protesters hold signs
Protesters cheer on those speaking at the open mic. (PinkNews)

She thinks the block is being used to “test the waters” on devolution, calling it a distraction from bigger issues.

Others echoed her sentiment, including Oskar Hansen, 27, a drag artist in Edinburgh who runs an LGBTQ+ cafe called Kafe Kweer.

“It’s divide and conquer, it’s the oldest rule in the political playbook. They try to get us to fight against each other so that we are distracted from the climate crisis, from the corruption of the Tories, etcetera,” they told PinkNews. “But we’re literally in the exact same fight.”

oskar hansen
Oskar Hansen joined in the protest on Thursday. (PinkNews)

To Westminster, Hansen says: “Count your days.”

To the queer community, he says: “We’ve done this before. We’ve made it this far. I think it reaching this critical point is what could tip us into actual reform and actual change.”

Where is the fight headed?

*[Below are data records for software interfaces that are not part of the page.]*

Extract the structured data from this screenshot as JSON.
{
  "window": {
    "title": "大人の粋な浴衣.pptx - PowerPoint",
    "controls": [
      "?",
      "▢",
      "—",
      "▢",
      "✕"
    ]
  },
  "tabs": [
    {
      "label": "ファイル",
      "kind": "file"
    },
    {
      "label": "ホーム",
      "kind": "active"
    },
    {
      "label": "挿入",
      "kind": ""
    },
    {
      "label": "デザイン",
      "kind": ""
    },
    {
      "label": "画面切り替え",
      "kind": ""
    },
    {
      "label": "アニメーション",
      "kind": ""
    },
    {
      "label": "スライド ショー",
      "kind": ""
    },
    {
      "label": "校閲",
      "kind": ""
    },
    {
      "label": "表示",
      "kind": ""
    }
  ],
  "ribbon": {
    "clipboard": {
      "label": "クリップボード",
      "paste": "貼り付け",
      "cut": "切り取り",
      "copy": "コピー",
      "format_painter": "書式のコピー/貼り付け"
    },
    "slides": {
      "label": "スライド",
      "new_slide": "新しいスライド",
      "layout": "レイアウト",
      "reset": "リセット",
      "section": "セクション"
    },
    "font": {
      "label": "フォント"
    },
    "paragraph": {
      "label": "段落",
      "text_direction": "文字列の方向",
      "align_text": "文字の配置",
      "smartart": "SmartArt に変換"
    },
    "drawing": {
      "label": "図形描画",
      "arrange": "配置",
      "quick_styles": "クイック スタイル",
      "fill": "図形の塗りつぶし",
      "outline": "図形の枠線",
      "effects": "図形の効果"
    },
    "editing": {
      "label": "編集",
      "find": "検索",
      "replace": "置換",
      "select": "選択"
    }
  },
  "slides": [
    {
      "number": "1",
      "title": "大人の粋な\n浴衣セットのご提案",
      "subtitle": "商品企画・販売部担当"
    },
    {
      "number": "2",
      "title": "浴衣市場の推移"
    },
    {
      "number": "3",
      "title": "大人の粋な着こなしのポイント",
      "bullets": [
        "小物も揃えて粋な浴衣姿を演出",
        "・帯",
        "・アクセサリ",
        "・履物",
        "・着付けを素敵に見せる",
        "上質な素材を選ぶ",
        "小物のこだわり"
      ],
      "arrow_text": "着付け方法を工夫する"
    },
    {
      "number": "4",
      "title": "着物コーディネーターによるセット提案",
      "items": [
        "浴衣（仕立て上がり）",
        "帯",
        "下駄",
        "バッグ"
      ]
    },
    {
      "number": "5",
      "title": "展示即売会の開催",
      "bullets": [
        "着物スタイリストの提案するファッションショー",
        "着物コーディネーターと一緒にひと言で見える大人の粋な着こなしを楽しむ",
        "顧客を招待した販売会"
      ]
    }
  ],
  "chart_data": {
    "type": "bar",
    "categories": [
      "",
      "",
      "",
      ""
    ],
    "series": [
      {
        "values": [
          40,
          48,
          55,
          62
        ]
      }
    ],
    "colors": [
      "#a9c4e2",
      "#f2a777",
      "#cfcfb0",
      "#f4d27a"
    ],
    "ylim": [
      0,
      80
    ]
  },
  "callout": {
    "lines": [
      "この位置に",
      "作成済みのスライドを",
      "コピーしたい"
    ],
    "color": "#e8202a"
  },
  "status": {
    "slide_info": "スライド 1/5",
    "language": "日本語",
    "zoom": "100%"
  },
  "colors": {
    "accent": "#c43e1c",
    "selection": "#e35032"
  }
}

Edinburgh’s rally saw a range of speakers, who could freely sign up for a slot at the open mic. Among them was Kit Scott, 18, a trans activist living in Edinburgh.

“We are who we are, and we need acceptance at every level,” he told PinkNews. “We need to be allowed to live our lives safely and in comfort and with dignity.”

kit scott
Kit Scott says “we need acceptance”. (PinkNews)

“Trying to use trans people to interfere in the Scottish democratic process, harming trans people and Scottish people, is complete overreach. I’m here because they shouldn’t be allowed to do that,” he added.

“To sound a bit childish: It’s just not fair.”

The crowd lifted messages as strong and intersectional as those in attendance. ‘Down with 35’, ‘We are valid’, and ‘Queers and dykes support the strikes’, accompanied cheers and thrusting of signs.

As for Douglas, she says she and other organisers are keeping an eye on how things develop.

“We said, ‘Alright, let’s just adapt and react, and react and react,'” she said.

A protest in Glasgow has been organised for Saturday (21 January) at Buchanan Galleries Steps. Douglas said, based on how the situation evolves, more protest and action is expected.

“Scotland is a place of tolerance,” she said. “And we will fight to keep each other safe.”